■ TO DO:
Leave out the pictures and print the records below exactly.
━━━━━ TASK INPUT ━━━━━
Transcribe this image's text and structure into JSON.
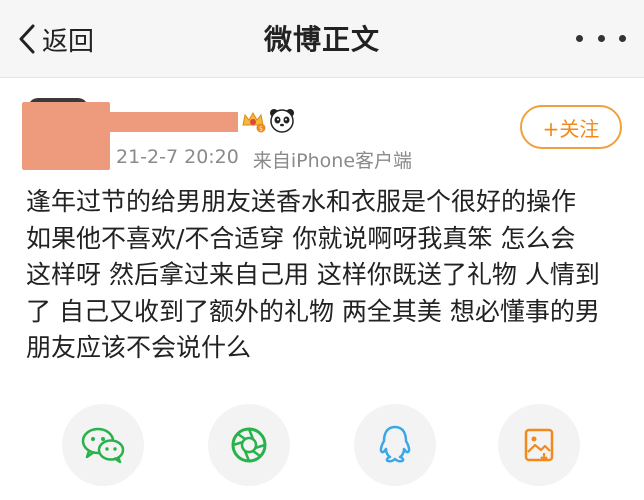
{
  "navbar": {
    "back_label": "返回",
    "title": "微博正文"
  },
  "post": {
    "timestamp": "21-2-7 20:20",
    "source": "来自iPhone客户端",
    "follow_label": "+关注",
    "body": "逢年过节的给男朋友送香水和衣服是个很好的操作\n如果他不喜欢/不合适穿 你就说啊呀我真笨 怎么会\n这样呀 然后拿过来自己用 这样你既送了礼物 人情到\n了 自己又收到了额外的礼物 两全其美 想必懂事的男\n朋友应该不会说什么"
  },
  "share": {
    "icons": [
      "wechat-icon",
      "moments-icon",
      "qq-icon",
      "save-image-icon"
    ]
  },
  "colors": {
    "accent": "#f08a1c",
    "wechat_green": "#27b24a",
    "qq_blue": "#3aa7e8",
    "redacted": "#ee9a7c"
  }
}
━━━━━
■ WRITTEN SOLUTION:
Transcribe this image's text and structure into JSON.
{
  "navbar": {
    "back_label": "返回",
    "title": "微博正文"
  },
  "post": {
    "timestamp": "21-2-7 20:20",
    "source": "来自iPhone客户端",
    "follow_label": "+关注",
    "body": "逢年过节的给男朋友送香水和衣服是个很好的操作\n如果他不喜欢/不合适穿 你就说啊呀我真笨 怎么会\n这样呀 然后拿过来自己用 这样你既送了礼物 人情到\n了 自己又收到了额外的礼物 两全其美 想必懂事的男\n朋友应该不会说什么"
  },
  "share": {
    "icons": [
      "wechat-icon",
      "moments-icon",
      "qq-icon",
      "save-image-icon"
    ]
  },
  "colors": {
    "accent": "#f08a1c",
    "wechat_green": "#27b24a",
    "qq_blue": "#3aa7e8",
    "redacted": "#ee9a7c"
  }
}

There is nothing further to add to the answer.